* EXERCISE
Search the data for the word "screenshot" and copy each line that has it.

* EXERCISE INPUTS
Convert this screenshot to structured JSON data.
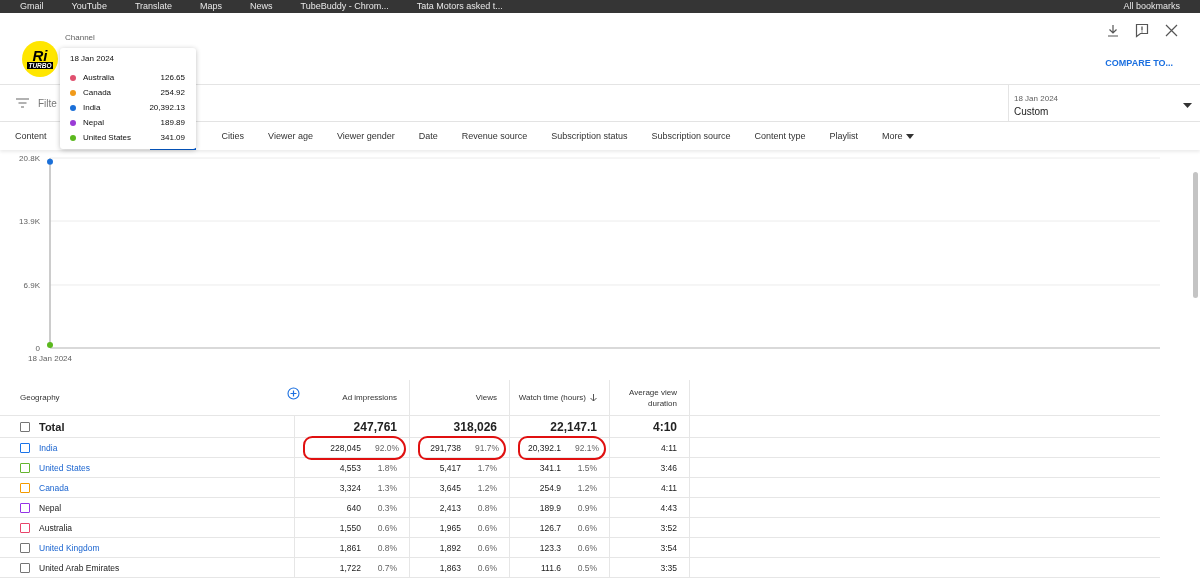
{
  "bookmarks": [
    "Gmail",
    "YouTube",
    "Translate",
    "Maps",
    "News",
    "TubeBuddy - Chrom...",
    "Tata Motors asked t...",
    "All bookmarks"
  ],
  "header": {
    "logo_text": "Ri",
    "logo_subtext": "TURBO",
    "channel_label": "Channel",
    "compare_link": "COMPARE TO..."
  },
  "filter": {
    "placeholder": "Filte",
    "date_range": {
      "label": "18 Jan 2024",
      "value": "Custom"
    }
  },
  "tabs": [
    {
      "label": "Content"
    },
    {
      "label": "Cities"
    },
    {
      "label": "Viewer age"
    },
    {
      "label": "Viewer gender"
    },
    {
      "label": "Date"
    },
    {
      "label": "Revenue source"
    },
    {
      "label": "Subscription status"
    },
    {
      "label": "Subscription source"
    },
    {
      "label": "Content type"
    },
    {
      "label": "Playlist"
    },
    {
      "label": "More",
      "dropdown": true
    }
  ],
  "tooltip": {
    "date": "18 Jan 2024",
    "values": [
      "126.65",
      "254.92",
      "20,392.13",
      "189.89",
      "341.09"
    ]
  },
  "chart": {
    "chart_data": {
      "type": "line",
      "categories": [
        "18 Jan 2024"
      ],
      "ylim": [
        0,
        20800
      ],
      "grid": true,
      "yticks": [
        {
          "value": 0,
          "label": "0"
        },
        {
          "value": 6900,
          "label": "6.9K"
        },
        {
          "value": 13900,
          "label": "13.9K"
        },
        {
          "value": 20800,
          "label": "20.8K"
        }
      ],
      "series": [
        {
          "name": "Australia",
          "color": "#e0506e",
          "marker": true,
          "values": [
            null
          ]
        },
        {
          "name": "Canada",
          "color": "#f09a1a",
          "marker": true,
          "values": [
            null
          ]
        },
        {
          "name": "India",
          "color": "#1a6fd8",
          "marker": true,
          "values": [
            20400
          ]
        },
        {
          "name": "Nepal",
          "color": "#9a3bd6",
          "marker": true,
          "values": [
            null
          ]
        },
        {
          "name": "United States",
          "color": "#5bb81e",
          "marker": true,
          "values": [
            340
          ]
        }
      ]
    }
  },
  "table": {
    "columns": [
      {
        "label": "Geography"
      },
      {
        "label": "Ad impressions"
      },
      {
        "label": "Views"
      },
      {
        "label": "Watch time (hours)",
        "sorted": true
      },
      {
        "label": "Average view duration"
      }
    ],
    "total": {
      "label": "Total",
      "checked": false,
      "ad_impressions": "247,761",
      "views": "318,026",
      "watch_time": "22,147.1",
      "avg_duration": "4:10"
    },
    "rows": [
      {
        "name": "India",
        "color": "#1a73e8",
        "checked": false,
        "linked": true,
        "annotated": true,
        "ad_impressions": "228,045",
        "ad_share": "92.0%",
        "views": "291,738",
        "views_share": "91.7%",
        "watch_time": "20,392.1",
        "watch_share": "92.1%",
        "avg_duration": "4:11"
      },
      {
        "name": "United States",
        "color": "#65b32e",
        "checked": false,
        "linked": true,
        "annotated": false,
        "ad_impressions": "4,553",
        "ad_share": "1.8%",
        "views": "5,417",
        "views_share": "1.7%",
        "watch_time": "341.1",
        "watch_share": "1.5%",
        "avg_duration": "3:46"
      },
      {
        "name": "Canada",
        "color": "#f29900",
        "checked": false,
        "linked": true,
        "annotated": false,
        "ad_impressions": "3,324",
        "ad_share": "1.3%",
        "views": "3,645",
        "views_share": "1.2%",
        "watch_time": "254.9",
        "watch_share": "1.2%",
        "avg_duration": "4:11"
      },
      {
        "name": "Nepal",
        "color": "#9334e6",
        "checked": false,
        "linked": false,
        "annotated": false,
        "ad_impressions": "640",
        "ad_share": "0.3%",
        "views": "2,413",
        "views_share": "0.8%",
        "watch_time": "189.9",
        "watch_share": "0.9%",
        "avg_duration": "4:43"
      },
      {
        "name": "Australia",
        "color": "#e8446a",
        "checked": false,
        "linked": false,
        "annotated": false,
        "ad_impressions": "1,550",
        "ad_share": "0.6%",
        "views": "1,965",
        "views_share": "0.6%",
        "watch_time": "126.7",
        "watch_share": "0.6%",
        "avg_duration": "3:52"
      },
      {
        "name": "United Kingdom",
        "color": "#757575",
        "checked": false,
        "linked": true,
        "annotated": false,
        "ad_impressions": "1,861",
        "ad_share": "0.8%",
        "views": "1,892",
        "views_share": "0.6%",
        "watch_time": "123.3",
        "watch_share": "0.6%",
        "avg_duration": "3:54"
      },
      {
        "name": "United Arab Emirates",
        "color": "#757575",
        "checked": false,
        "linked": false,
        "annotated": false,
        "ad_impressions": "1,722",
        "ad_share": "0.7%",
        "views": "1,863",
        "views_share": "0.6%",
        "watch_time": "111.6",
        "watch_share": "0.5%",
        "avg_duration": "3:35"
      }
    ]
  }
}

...

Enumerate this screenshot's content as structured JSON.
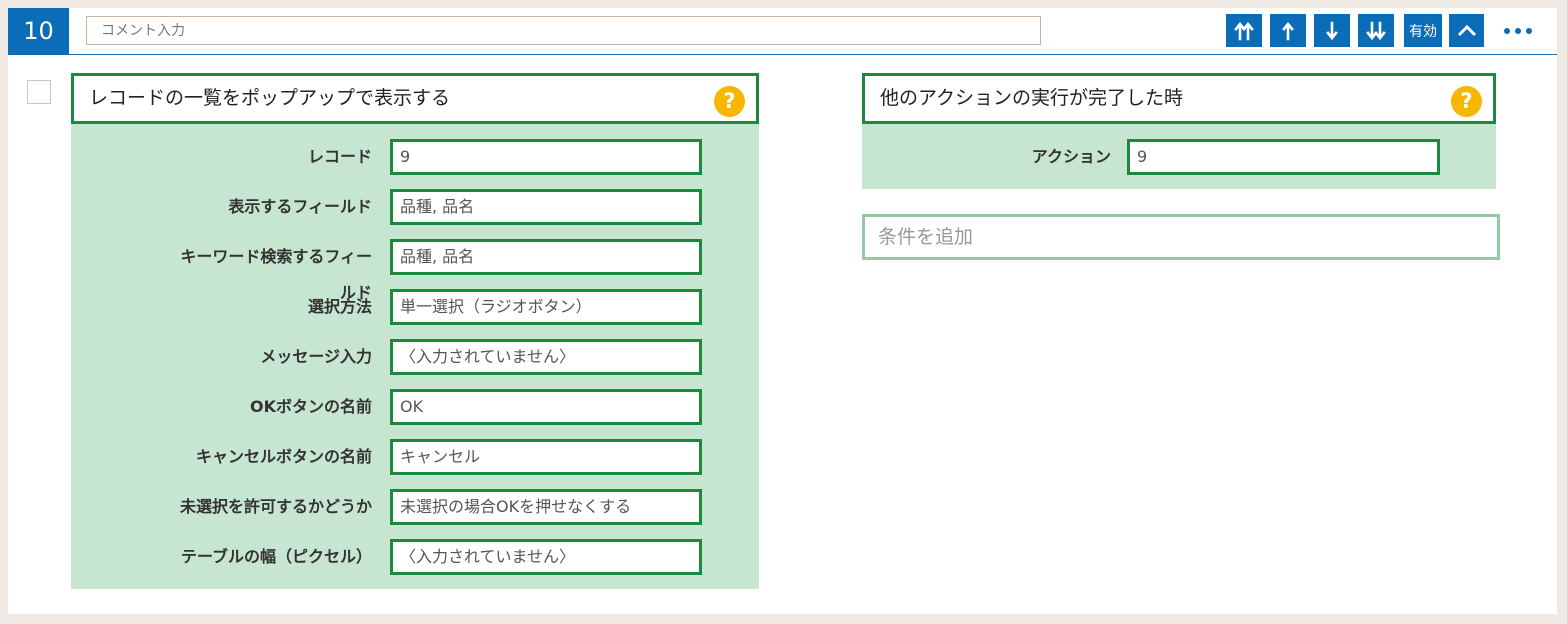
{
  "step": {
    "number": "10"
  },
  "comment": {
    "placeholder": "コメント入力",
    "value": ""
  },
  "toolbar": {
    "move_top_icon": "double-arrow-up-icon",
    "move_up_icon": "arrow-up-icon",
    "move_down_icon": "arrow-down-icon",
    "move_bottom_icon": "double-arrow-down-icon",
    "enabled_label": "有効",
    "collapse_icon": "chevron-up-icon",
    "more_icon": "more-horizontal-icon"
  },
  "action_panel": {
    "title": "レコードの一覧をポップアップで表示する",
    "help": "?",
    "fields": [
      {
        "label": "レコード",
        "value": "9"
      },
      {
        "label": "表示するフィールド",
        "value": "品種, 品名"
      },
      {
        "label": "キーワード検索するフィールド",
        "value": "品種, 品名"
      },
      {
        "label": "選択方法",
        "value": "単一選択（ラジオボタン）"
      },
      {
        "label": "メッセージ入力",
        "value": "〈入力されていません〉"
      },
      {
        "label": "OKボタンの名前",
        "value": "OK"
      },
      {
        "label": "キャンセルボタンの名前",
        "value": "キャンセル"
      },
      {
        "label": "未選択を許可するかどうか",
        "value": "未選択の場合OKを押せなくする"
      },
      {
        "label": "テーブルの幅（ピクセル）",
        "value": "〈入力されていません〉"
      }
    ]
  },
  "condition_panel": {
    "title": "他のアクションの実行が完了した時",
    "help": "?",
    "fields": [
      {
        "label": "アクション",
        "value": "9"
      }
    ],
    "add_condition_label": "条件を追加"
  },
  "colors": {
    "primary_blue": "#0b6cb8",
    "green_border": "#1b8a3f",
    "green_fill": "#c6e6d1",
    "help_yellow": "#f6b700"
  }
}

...

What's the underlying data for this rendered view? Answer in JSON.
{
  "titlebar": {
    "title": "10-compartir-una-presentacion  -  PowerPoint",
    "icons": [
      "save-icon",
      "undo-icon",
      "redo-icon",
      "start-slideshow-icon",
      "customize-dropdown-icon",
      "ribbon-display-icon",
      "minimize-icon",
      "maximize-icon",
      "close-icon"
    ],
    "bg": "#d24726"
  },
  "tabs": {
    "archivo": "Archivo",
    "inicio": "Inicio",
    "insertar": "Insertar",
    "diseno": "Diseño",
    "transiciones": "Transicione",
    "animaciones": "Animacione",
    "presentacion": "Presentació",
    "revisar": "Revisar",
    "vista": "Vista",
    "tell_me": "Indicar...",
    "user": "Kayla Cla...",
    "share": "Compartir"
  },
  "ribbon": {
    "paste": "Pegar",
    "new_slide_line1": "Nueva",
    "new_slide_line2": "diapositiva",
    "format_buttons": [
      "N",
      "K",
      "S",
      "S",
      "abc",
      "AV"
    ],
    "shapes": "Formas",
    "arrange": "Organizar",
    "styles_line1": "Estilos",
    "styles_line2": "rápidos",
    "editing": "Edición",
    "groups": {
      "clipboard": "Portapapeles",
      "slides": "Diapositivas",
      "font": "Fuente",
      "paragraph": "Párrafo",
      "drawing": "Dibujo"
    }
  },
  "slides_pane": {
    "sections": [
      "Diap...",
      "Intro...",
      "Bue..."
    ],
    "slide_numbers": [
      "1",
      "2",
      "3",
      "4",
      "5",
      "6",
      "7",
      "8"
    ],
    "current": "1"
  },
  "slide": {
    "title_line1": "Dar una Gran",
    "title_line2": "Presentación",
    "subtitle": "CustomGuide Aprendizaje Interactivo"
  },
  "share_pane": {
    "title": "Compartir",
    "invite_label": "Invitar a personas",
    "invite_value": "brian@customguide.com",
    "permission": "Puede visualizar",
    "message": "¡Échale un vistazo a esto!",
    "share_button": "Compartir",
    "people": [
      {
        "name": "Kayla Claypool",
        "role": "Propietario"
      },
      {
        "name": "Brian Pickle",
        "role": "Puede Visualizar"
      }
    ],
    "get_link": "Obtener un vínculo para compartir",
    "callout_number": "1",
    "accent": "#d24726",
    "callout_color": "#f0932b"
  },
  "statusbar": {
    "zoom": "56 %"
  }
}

* ANSWER TO THE EXERCISE
Convert this screenshot to structured JSON data.
Enumerate this screenshot's content as structured JSON.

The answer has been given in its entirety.